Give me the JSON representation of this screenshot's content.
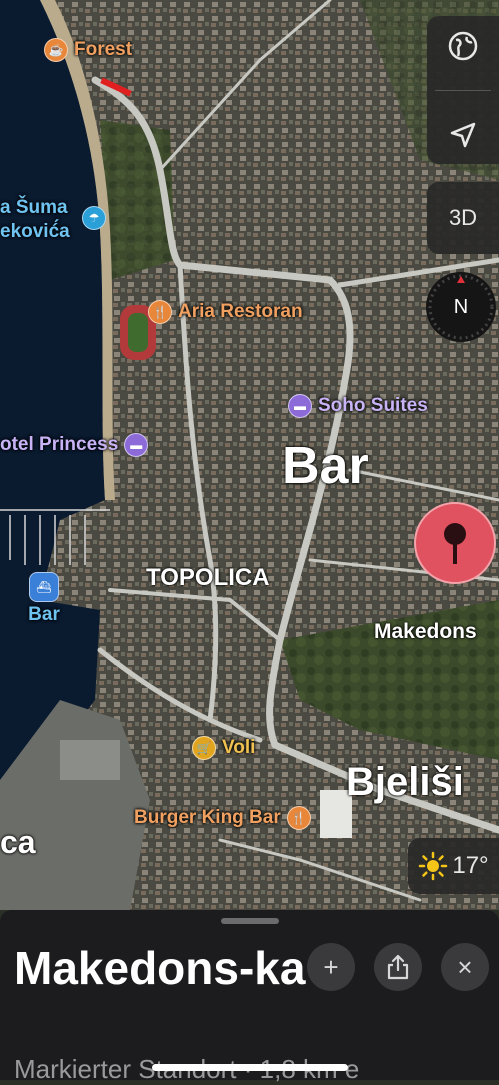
{
  "map": {
    "labels": {
      "forest": "Forest",
      "suma_line1": "a Šuma",
      "suma_line2": "eković́a",
      "aria": "Aria Restoran",
      "soho": "Soho Suites",
      "princess": "otel Princess",
      "bar_city": "Bar",
      "topolica": "TOPOLICA",
      "bar_port": "Bar",
      "makedonska_map": "Makedons",
      "voli": "Voli",
      "bjelisi": "Bjeliši",
      "burger_king": "Burger King Bar",
      "ca": "ca"
    },
    "controls": {
      "three_d": "3D",
      "compass": "N",
      "temperature": "17°"
    },
    "colors": {
      "sea": "#0a1a2f",
      "food_pin": "#e8873a",
      "hotel_pin": "#8c6bd8",
      "port_pin": "#3a7fd8",
      "beach_pin": "#2a9fd8",
      "shop_pin": "#e0a41f",
      "marker": "#e0525f"
    }
  },
  "sheet": {
    "title": "Makedons-ka",
    "subtitle": "Markierter Standort · 1,8 km e",
    "add_icon": "+",
    "share_icon": "share",
    "close_icon": "×"
  }
}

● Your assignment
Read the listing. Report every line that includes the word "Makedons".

● Response area
      "makedonska_map": "Makedons",
    "title": "Makedons-ka",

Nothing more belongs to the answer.